South City pedestrian survives alleged road rage incident

A South San Francisco man suffered non-life-threatening injuries early Monday morning when another man allegedy attempted to run him over with his sport utility vehicle.

South San Francisco police arrested Rodrigo Martinez, 25, of San Francisco, on suspicion of attempted murder and driving under the influence of alcohol causing injury and booked him into San Mateo County Jail. He allegedly hit Jaime Rodriguez with his black 2000 Chevy Tahoe on a street corner in South City after getting into a fight with Rodriguez and others.

Rodriguez, in his 30s, according to police officials, was taken to San Francisco General Hospital with facial and abdominal injuries.

“I don't believe it's gang-related,” said Sgt. Joni Lee of South City's Police Department, who added that it was unknown what they were fighting about.

At approximately 1:30 a.m. Monday morning, up to six individuals were fighting in front of 254 Grand Ave. in South City, and three fled on foot, according to officials.

The others gathered in the black Tahoe, and Martinez allegedly tried to run over the three fleeing individuals.

In the process, the Chevy collided with a traffic light at the Grand Avenue and Linden Avenue intersection, continuing to pursue the individuals on foot. The SUV hit Rodriguez by the southwest corner of Grand and Linden.

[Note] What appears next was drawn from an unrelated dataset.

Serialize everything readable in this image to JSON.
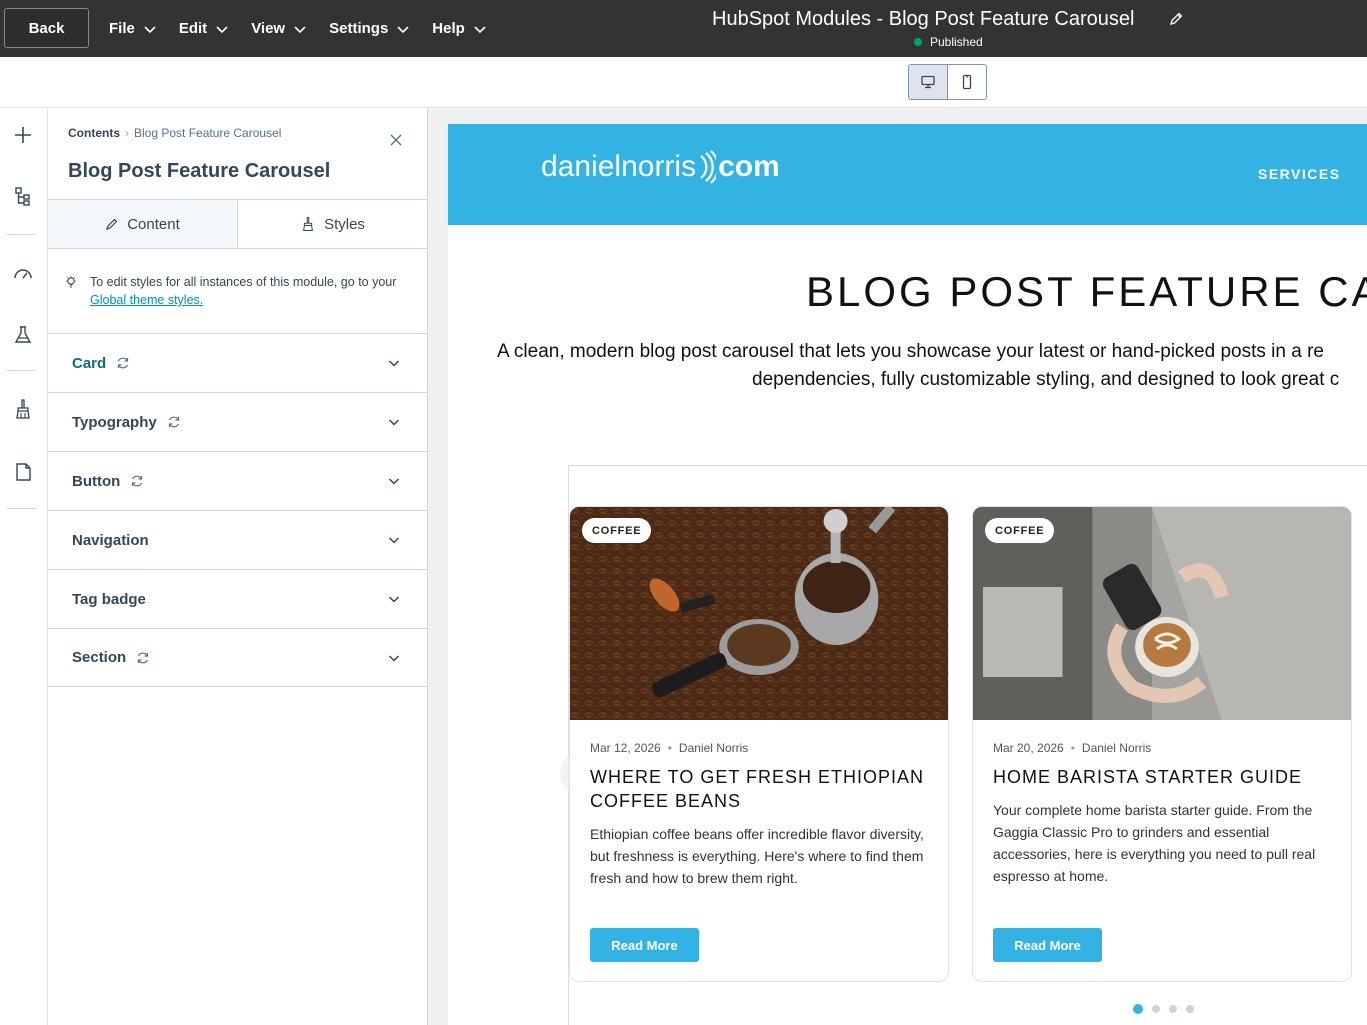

Shortly after he allegedly hit Rodriguez, Martinez was pulled over while driving the Tahoe on El Camino Real in South City. Police believe Martinez was driving when Rodriguez was hit.

Bay Area NewsLocal

Just Posted

Epic Cleantec uses soil mixed with treated wastewater solids to plants at the company’s demonstration garden in San Francisco. (Photo courtesy of Epic Cleantec)
This startup watches what SF flushes – and grows food with it

Epic Cleantec saves millions of gallons of water a year, and helps companies adhere to drought regulations

Suicide is the second leading cause of death for adolescents in the U.S. (Shutterstock)
Why California teens need mental illness education

SB 224 calls for in-school mental health instruction as depression and suicide rates rise

Ahmad Ibrahim Moss, a Lyft driver whose pandemic-related unemployment benefits have stopped, is driving again and relying on public assistance to help make ends meet. <ins>(Kevin N. Hume/The Examiner)</ins>
How much does gig work cost taxpayers?

Some drivers and labor experts say Prop. 22 pushed an undue burden on to everyday taxpayers.

Affordable housing has become the chief expense for most California students, such as those attending community college in San Francisco. (Kevin N. Hume/S.F. Examiner)
California commits $500 million more to student housing

Called ‘a drop in the bucket,’ though $2 billion could be made available in future years

Most Read